Assignment: All of the data, word for word and free of pictures, is the expected result.

Page and application data records:

--- START ---

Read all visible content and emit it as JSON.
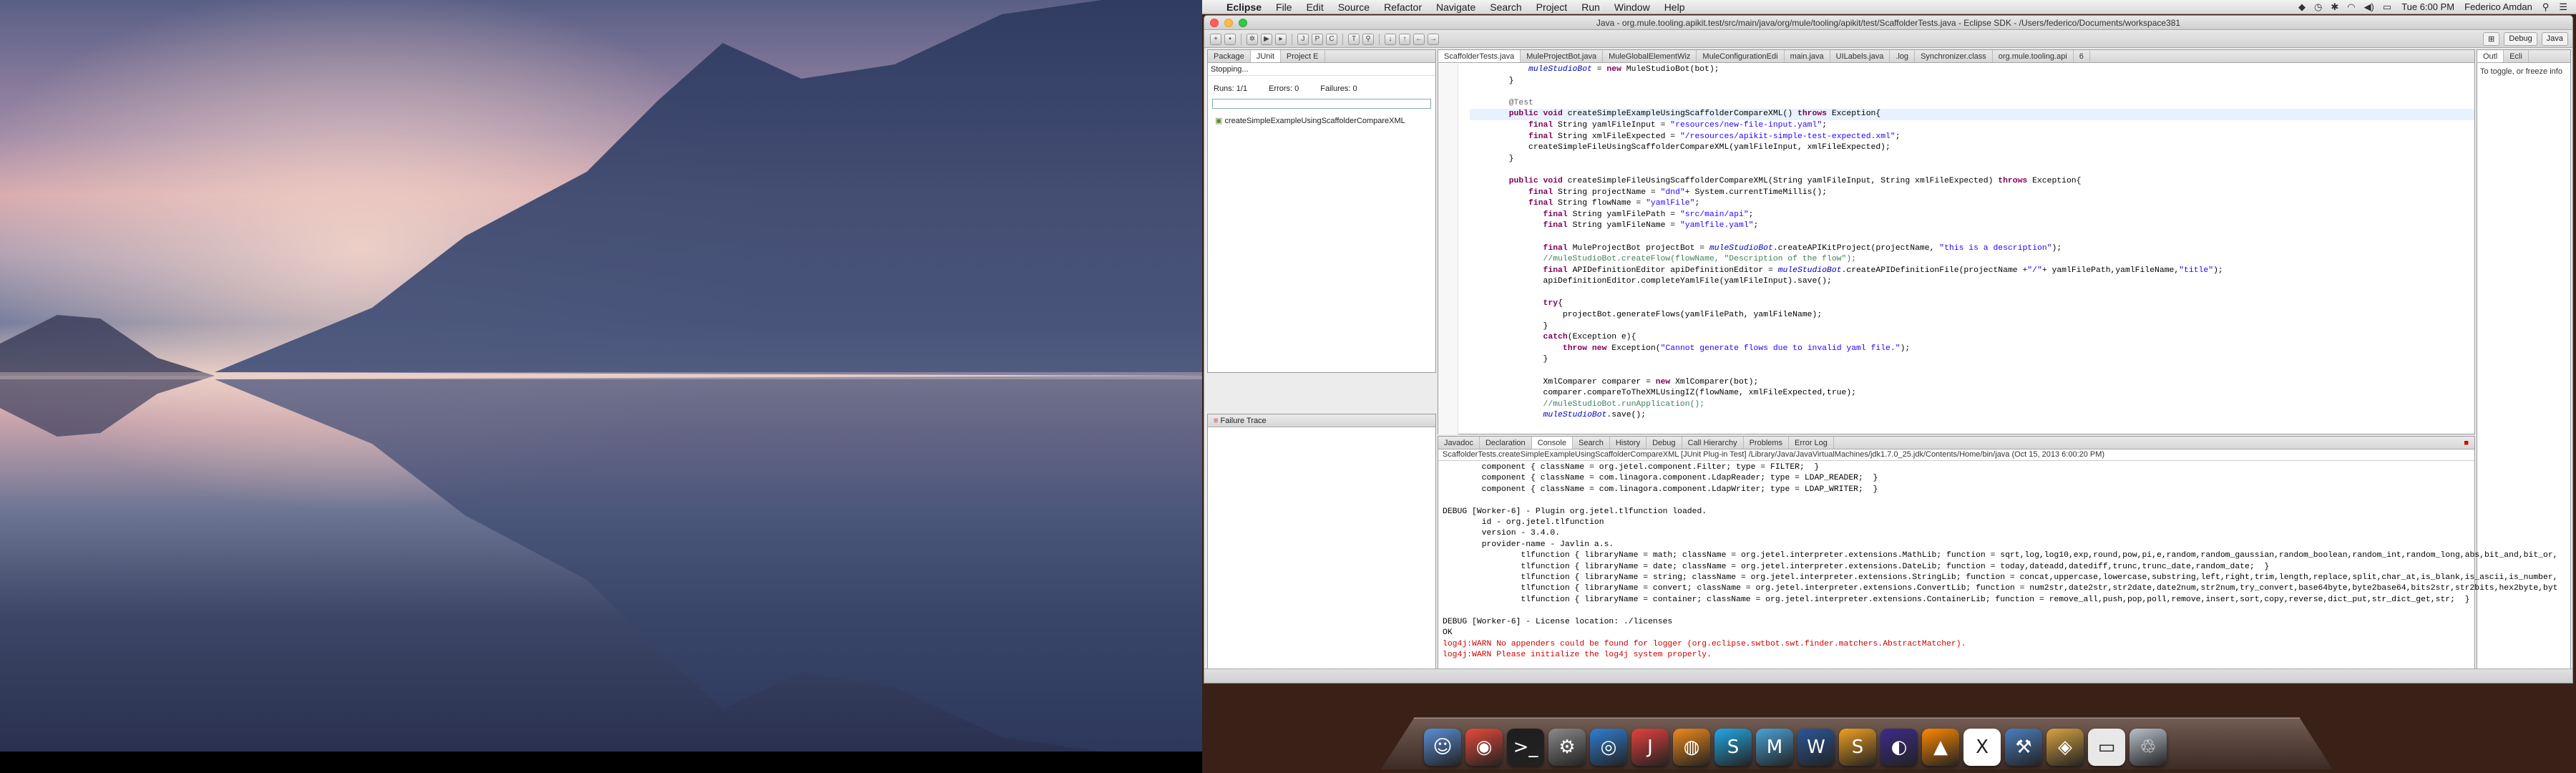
{
  "menubar": {
    "apple": "",
    "app_name": "Eclipse",
    "menus": [
      "File",
      "Edit",
      "Source",
      "Refactor",
      "Navigate",
      "Search",
      "Project",
      "Run",
      "Window",
      "Help"
    ],
    "clock": "Tue 6:00 PM",
    "user": "Federico Amdan"
  },
  "window": {
    "title": "Java - org.mule.tooling.apikit.test/src/main/java/org/mule/tooling/apikit/test/ScaffolderTests.java - Eclipse SDK - /Users/federico/Documents/workspace381",
    "perspectives": [
      "Debug",
      "Java"
    ]
  },
  "left_panel": {
    "tabs": [
      "Package",
      "JUnit",
      "Project E"
    ],
    "status": "Stopping...",
    "runs": "Runs: 1/1",
    "errors": "Errors: 0",
    "failures": "Failures: 0",
    "test_item": "createSimpleExampleUsingScaffolderCompareXML",
    "failure_trace": "Failure Trace"
  },
  "editor": {
    "tabs": [
      "ScaffolderTests.java",
      "MuleProjectBot.java",
      "MuleGlobalElementWiz",
      "MuleConfigurationEdi",
      "main.java",
      "UILabels.java",
      ".log",
      "Synchronizer.class",
      "org.mule.tooling.api",
      "6"
    ]
  },
  "outline": {
    "tabs": [
      "Outl",
      "Ecli"
    ],
    "text": "To toggle, or freeze info"
  },
  "console": {
    "tabs": [
      "Javadoc",
      "Declaration",
      "Console",
      "Search",
      "History",
      "Debug",
      "Call Hierarchy",
      "Problems",
      "Error Log"
    ],
    "header": "ScaffolderTests.createSimpleExampleUsingScaffolderCompareXML [JUnit Plug-in Test] /Library/Java/JavaVirtualMachines/jdk1.7.0_25.jdk/Contents/Home/bin/java (Oct 15, 2013 6:00:20 PM)",
    "lines": [
      "        component { className = org.jetel.component.Filter; type = FILTER;  }",
      "        component { className = com.linagora.component.LdapReader; type = LDAP_READER;  }",
      "        component { className = com.linagora.component.LdapWriter; type = LDAP_WRITER;  }",
      "",
      "DEBUG [Worker-6] - Plugin org.jetel.tlfunction loaded.",
      "        id - org.jetel.tlfunction",
      "        version - 3.4.0.",
      "        provider-name - Javlin a.s.",
      "                tlfunction { libraryName = math; className = org.jetel.interpreter.extensions.MathLib; function = sqrt,log,log10,exp,round,pow,pi,e,random,random_gaussian,random_boolean,random_int,random_long,abs,bit_and,bit_or,",
      "                tlfunction { libraryName = date; className = org.jetel.interpreter.extensions.DateLib; function = today,dateadd,datediff,trunc,trunc_date,random_date;  }",
      "                tlfunction { libraryName = string; className = org.jetel.interpreter.extensions.StringLib; function = concat,uppercase,lowercase,substring,left,right,trim,length,replace,split,char_at,is_blank,is_ascii,is_number,",
      "                tlfunction { libraryName = convert; className = org.jetel.interpreter.extensions.ConvertLib; function = num2str,date2str,str2date,date2num,str2num,try_convert,base64byte,byte2base64,bits2str,str2bits,hex2byte,byt",
      "                tlfunction { libraryName = container; className = org.jetel.interpreter.extensions.ContainerLib; function = remove_all,push,pop,poll,remove,insert,sort,copy,reverse,dict_put,str_dict_get,str;  }",
      "",
      "DEBUG [Worker-6] - License location: ./licenses",
      "OK"
    ],
    "errors": [
      "log4j:WARN No appenders could be found for logger (org.eclipse.swtbot.swt.finder.matchers.AbstractMatcher).",
      "log4j:WARN Please initialize the log4j system properly."
    ]
  },
  "code": [
    "            muleStudioBot = new MuleStudioBot(bot);",
    "        }",
    "",
    "        @Test",
    "        public void createSimpleExampleUsingScaffolderCompareXML() throws Exception{",
    "            final String yamlFileInput = \"resources/new-file-input.yaml\";",
    "            final String xmlFileExpected = \"/resources/apikit-simple-test-expected.xml\";",
    "            createSimpleFileUsingScaffolderCompareXML(yamlFileInput, xmlFileExpected);",
    "        }",
    "",
    "        public void createSimpleFileUsingScaffolderCompareXML(String yamlFileInput, String xmlFileExpected) throws Exception{",
    "            final String projectName = \"dnd\"+ System.currentTimeMillis();",
    "            final String flowName = \"yamlFile\";",
    "               final String yamlFilePath = \"src/main/api\";",
    "               final String yamlFileName = \"yamlfile.yaml\";",
    "",
    "               final MuleProjectBot projectBot = muleStudioBot.createAPIKitProject(projectName, \"this is a description\");",
    "               //muleStudioBot.createFlow(flowName, \"Description of the flow\");",
    "               final APIDefinitionEditor apiDefinitionEditor = muleStudioBot.createAPIDefinitionFile(projectName +\"/\"+ yamlFilePath,yamlFileName,\"title\");",
    "               apiDefinitionEditor.completeYamlFile(yamlFileInput).save();",
    "",
    "               try{",
    "                   projectBot.generateFlows(yamlFilePath, yamlFileName);",
    "               }",
    "               catch(Exception e){",
    "                   throw new Exception(\"Cannot generate flows due to invalid yaml file.\");",
    "               }",
    "",
    "               XmlComparer comparer = new XmlComparer(bot);",
    "               comparer.compareToTheXMLUsingIZ(flowName, xmlFileExpected,true);",
    "               //muleStudioBot.runApplication();",
    "               muleStudioBot.save();"
  ],
  "dock": {
    "icons": [
      "finder-icon",
      "chrome-icon",
      "terminal-icon",
      "system-prefs-icon",
      "safari-icon",
      "intellij-icon",
      "firefox-icon",
      "skype-icon",
      "mule-studio-icon",
      "word-icon",
      "sublime-text-icon",
      "eclipse-icon",
      "vlc-icon",
      "x-app-icon",
      "xcode-icon",
      "preview-icon",
      "documents-icon",
      "trash-icon"
    ],
    "colors": [
      "#5a8fd6",
      "#e84a3a",
      "#1e1e1e",
      "#8a8a8a",
      "#2f7fd3",
      "#e5413f",
      "#f08a1c",
      "#21a9e6",
      "#4ba3d8",
      "#2b5797",
      "#f0a023",
      "#3d2b8c",
      "#ff8800",
      "#ffffff",
      "#4b7fbf",
      "#d9a441",
      "#e8e8e8",
      "#b8c2cc"
    ],
    "glyphs": [
      "☺",
      "◉",
      ">_",
      "⚙",
      "◎",
      "J",
      "◍",
      "S",
      "M",
      "W",
      "S",
      "◐",
      "▲",
      "X",
      "⚒",
      "◈",
      "▭",
      "♲"
    ]
  }
}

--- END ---

Solution for this exercise:
Read all visible content and emit it as JSON.
{
  "menubar": {
    "apple": "",
    "app_name": "Eclipse",
    "menus": [
      "File",
      "Edit",
      "Source",
      "Refactor",
      "Navigate",
      "Search",
      "Project",
      "Run",
      "Window",
      "Help"
    ],
    "clock": "Tue 6:00 PM",
    "user": "Federico Amdan"
  },
  "window": {
    "title": "Java - org.mule.tooling.apikit.test/src/main/java/org/mule/tooling/apikit/test/ScaffolderTests.java - Eclipse SDK - /Users/federico/Documents/workspace381",
    "perspectives": [
      "Debug",
      "Java"
    ]
  },
  "left_panel": {
    "tabs": [
      "Package",
      "JUnit",
      "Project E"
    ],
    "status": "Stopping...",
    "runs": "Runs: 1/1",
    "errors": "Errors: 0",
    "failures": "Failures: 0",
    "test_item": "createSimpleExampleUsingScaffolderCompareXML",
    "failure_trace": "Failure Trace"
  },
  "editor": {
    "tabs": [
      "ScaffolderTests.java",
      "MuleProjectBot.java",
      "MuleGlobalElementWiz",
      "MuleConfigurationEdi",
      "main.java",
      "UILabels.java",
      ".log",
      "Synchronizer.class",
      "org.mule.tooling.api",
      "6"
    ]
  },
  "outline": {
    "tabs": [
      "Outl",
      "Ecli"
    ],
    "text": "To toggle, or freeze info"
  },
  "console": {
    "tabs": [
      "Javadoc",
      "Declaration",
      "Console",
      "Search",
      "History",
      "Debug",
      "Call Hierarchy",
      "Problems",
      "Error Log"
    ],
    "header": "ScaffolderTests.createSimpleExampleUsingScaffolderCompareXML [JUnit Plug-in Test] /Library/Java/JavaVirtualMachines/jdk1.7.0_25.jdk/Contents/Home/bin/java (Oct 15, 2013 6:00:20 PM)",
    "lines": [
      "        component { className = org.jetel.component.Filter; type = FILTER;  }",
      "        component { className = com.linagora.component.LdapReader; type = LDAP_READER;  }",
      "        component { className = com.linagora.component.LdapWriter; type = LDAP_WRITER;  }",
      "",
      "DEBUG [Worker-6] - Plugin org.jetel.tlfunction loaded.",
      "        id - org.jetel.tlfunction",
      "        version - 3.4.0.",
      "        provider-name - Javlin a.s.",
      "                tlfunction { libraryName = math; className = org.jetel.interpreter.extensions.MathLib; function = sqrt,log,log10,exp,round,pow,pi,e,random,random_gaussian,random_boolean,random_int,random_long,abs,bit_and,bit_or,",
      "                tlfunction { libraryName = date; className = org.jetel.interpreter.extensions.DateLib; function = today,dateadd,datediff,trunc,trunc_date,random_date;  }",
      "                tlfunction { libraryName = string; className = org.jetel.interpreter.extensions.StringLib; function = concat,uppercase,lowercase,substring,left,right,trim,length,replace,split,char_at,is_blank,is_ascii,is_number,",
      "                tlfunction { libraryName = convert; className = org.jetel.interpreter.extensions.ConvertLib; function = num2str,date2str,str2date,date2num,str2num,try_convert,base64byte,byte2base64,bits2str,str2bits,hex2byte,byt",
      "                tlfunction { libraryName = container; className = org.jetel.interpreter.extensions.ContainerLib; function = remove_all,push,pop,poll,remove,insert,sort,copy,reverse,dict_put,str_dict_get,str;  }",
      "",
      "DEBUG [Worker-6] - License location: ./licenses",
      "OK"
    ],
    "errors": [
      "log4j:WARN No appenders could be found for logger (org.eclipse.swtbot.swt.finder.matchers.AbstractMatcher).",
      "log4j:WARN Please initialize the log4j system properly."
    ]
  },
  "code": [
    "            muleStudioBot = new MuleStudioBot(bot);",
    "        }",
    "",
    "        @Test",
    "        public void createSimpleExampleUsingScaffolderCompareXML() throws Exception{",
    "            final String yamlFileInput = \"resources/new-file-input.yaml\";",
    "            final String xmlFileExpected = \"/resources/apikit-simple-test-expected.xml\";",
    "            createSimpleFileUsingScaffolderCompareXML(yamlFileInput, xmlFileExpected);",
    "        }",
    "",
    "        public void createSimpleFileUsingScaffolderCompareXML(String yamlFileInput, String xmlFileExpected) throws Exception{",
    "            final String projectName = \"dnd\"+ System.currentTimeMillis();",
    "            final String flowName = \"yamlFile\";",
    "               final String yamlFilePath = \"src/main/api\";",
    "               final String yamlFileName = \"yamlfile.yaml\";",
    "",
    "               final MuleProjectBot projectBot = muleStudioBot.createAPIKitProject(projectName, \"this is a description\");",
    "               //muleStudioBot.createFlow(flowName, \"Description of the flow\");",
    "               final APIDefinitionEditor apiDefinitionEditor = muleStudioBot.createAPIDefinitionFile(projectName +\"/\"+ yamlFilePath,yamlFileName,\"title\");",
    "               apiDefinitionEditor.completeYamlFile(yamlFileInput).save();",
    "",
    "               try{",
    "                   projectBot.generateFlows(yamlFilePath, yamlFileName);",
    "               }",
    "               catch(Exception e){",
    "                   throw new Exception(\"Cannot generate flows due to invalid yaml file.\");",
    "               }",
    "",
    "               XmlComparer comparer = new XmlComparer(bot);",
    "               comparer.compareToTheXMLUsingIZ(flowName, xmlFileExpected,true);",
    "               //muleStudioBot.runApplication();",
    "               muleStudioBot.save();"
  ],
  "dock": {
    "icons": [
      "finder-icon",
      "chrome-icon",
      "terminal-icon",
      "system-prefs-icon",
      "safari-icon",
      "intellij-icon",
      "firefox-icon",
      "skype-icon",
      "mule-studio-icon",
      "word-icon",
      "sublime-text-icon",
      "eclipse-icon",
      "vlc-icon",
      "x-app-icon",
      "xcode-icon",
      "preview-icon",
      "documents-icon",
      "trash-icon"
    ],
    "colors": [
      "#5a8fd6",
      "#e84a3a",
      "#1e1e1e",
      "#8a8a8a",
      "#2f7fd3",
      "#e5413f",
      "#f08a1c",
      "#21a9e6",
      "#4ba3d8",
      "#2b5797",
      "#f0a023",
      "#3d2b8c",
      "#ff8800",
      "#ffffff",
      "#4b7fbf",
      "#d9a441",
      "#e8e8e8",
      "#b8c2cc"
    ],
    "glyphs": [
      "☺",
      "◉",
      ">_",
      "⚙",
      "◎",
      "J",
      "◍",
      "S",
      "M",
      "W",
      "S",
      "◐",
      "▲",
      "X",
      "⚒",
      "◈",
      "▭",
      "♲"
    ]
  }
}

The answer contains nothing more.